------ Records provided ------

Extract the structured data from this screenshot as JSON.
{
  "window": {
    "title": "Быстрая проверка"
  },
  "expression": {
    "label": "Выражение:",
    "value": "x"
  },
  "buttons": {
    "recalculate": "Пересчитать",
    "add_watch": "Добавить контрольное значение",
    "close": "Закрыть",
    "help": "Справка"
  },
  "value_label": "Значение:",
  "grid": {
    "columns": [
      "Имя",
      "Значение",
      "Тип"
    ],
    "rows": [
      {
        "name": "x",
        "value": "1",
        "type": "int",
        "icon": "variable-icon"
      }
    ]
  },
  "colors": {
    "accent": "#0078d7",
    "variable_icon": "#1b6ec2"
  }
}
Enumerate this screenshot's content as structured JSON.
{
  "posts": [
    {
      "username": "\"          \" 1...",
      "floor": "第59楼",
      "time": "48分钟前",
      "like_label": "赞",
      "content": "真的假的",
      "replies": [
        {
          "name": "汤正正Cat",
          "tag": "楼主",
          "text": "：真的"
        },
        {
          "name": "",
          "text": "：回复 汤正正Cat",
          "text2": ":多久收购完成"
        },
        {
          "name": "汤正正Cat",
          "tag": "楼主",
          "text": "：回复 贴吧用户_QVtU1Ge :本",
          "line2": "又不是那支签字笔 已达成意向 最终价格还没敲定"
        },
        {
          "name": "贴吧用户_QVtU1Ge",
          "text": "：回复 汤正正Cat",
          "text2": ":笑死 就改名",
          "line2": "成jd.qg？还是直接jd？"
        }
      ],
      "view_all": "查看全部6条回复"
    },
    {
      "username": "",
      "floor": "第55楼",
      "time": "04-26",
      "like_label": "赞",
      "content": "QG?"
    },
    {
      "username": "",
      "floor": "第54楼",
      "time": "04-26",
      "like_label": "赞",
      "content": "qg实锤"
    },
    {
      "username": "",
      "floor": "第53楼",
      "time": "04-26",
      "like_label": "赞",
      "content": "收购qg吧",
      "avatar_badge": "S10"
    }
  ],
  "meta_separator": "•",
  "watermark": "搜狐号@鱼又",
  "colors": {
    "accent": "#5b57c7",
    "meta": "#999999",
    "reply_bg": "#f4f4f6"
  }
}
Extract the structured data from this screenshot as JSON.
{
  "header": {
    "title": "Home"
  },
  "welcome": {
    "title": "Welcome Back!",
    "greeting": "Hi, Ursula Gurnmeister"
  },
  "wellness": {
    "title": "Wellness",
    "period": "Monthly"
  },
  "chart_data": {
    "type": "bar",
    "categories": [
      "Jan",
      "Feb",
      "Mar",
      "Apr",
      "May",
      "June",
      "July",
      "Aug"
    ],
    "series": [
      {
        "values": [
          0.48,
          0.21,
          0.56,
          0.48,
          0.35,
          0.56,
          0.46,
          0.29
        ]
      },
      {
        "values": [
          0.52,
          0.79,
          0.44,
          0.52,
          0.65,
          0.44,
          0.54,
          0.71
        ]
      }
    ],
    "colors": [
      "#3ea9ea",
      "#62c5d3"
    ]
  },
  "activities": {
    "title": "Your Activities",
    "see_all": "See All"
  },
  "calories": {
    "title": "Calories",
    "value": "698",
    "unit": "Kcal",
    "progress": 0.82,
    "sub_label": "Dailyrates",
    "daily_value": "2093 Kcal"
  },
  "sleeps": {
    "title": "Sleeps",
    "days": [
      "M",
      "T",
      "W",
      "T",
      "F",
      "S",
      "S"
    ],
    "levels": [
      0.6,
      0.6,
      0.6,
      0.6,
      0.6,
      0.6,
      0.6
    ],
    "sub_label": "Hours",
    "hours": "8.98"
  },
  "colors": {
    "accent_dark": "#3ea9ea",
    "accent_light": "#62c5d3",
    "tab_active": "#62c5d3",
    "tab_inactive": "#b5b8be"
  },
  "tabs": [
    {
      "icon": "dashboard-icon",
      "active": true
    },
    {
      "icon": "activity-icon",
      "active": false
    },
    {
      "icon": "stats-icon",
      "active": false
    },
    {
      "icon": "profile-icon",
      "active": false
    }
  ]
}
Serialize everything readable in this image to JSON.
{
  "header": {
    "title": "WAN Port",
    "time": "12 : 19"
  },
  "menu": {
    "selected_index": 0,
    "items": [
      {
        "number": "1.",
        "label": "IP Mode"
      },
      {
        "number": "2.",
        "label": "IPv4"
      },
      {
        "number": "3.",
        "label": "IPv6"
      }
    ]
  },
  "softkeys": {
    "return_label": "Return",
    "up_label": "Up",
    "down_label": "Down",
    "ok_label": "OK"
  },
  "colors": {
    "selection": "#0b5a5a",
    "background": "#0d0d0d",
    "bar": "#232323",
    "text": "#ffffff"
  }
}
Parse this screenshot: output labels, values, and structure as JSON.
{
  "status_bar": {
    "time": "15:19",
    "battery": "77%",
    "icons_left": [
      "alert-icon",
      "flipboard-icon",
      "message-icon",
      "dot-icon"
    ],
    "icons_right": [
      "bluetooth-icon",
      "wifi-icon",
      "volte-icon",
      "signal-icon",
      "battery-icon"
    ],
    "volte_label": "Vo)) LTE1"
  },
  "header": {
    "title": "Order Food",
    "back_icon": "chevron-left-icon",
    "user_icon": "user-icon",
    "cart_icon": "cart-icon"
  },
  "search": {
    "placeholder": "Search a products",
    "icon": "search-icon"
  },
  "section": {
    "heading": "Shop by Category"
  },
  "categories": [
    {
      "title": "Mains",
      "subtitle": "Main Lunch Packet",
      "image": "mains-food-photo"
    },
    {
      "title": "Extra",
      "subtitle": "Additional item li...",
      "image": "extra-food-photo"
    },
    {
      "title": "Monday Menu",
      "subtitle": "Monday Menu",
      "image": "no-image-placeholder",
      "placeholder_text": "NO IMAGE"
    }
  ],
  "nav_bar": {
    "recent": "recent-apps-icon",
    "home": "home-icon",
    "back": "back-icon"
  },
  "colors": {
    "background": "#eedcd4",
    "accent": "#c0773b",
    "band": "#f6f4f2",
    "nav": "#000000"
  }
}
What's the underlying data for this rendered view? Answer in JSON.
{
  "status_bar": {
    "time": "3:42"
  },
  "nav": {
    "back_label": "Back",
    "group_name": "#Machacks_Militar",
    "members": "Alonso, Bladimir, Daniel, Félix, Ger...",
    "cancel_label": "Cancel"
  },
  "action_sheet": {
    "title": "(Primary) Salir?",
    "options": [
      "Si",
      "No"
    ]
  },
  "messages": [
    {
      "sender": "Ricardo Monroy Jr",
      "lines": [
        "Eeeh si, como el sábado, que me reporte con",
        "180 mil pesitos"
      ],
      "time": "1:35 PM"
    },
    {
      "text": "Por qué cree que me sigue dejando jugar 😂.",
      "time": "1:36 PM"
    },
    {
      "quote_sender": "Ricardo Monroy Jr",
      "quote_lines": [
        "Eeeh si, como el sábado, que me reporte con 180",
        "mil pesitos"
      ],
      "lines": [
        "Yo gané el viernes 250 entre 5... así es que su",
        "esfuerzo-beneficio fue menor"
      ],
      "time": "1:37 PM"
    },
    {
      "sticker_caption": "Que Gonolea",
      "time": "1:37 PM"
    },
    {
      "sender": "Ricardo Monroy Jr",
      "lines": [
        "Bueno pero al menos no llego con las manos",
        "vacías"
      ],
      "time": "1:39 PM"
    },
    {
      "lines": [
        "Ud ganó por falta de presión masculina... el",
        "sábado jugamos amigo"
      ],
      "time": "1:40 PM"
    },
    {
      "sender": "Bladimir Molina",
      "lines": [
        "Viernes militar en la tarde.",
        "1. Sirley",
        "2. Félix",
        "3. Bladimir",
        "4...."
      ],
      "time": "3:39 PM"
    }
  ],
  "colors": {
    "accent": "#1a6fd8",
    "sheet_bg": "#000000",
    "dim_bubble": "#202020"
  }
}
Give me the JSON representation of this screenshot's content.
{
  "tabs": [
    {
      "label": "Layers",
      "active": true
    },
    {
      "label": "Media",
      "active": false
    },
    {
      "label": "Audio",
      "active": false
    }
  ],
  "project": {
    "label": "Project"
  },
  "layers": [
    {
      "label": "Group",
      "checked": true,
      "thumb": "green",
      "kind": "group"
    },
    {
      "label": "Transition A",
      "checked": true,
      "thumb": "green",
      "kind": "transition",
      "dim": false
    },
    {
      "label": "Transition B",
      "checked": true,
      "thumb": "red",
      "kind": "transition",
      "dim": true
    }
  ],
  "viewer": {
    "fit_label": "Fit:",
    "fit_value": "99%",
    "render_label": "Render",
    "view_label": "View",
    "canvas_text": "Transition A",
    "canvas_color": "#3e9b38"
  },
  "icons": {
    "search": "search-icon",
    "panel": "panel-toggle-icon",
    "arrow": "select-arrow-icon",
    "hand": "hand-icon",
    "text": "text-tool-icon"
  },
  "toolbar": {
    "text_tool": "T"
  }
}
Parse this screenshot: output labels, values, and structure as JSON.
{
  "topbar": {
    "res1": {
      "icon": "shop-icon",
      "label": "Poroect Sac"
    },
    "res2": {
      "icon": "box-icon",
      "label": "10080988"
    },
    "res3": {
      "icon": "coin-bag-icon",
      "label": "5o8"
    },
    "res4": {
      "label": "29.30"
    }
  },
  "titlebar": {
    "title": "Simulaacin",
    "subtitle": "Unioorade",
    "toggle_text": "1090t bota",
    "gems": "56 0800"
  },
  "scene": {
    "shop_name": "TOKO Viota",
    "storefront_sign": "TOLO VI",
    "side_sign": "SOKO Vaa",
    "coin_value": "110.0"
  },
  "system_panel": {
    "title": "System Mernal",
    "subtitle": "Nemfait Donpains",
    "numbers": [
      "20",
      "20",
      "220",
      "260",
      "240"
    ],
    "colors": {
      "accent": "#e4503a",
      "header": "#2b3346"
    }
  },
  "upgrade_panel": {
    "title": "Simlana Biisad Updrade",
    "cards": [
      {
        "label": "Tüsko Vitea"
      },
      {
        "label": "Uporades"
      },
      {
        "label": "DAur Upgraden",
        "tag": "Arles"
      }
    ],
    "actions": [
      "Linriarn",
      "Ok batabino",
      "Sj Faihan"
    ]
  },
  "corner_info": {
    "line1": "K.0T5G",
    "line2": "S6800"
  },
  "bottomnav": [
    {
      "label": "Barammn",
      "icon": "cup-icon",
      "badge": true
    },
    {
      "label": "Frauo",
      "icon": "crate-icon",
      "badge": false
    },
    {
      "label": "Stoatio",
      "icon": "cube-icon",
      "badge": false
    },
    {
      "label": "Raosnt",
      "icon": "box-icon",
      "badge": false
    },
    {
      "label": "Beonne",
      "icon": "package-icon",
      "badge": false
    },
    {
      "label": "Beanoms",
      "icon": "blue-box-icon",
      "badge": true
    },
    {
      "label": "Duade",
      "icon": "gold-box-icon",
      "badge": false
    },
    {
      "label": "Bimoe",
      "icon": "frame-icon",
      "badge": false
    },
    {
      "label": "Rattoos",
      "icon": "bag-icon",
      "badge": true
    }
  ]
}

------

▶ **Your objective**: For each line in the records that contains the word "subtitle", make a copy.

▶ **Reply to the task**:
      "subtitle": "Main Lunch Packet",
      "subtitle": "Additional item li...",
      "subtitle": "Monday Menu",
    "subtitle": "Unioorade",
    "subtitle": "Nemfait Donpains",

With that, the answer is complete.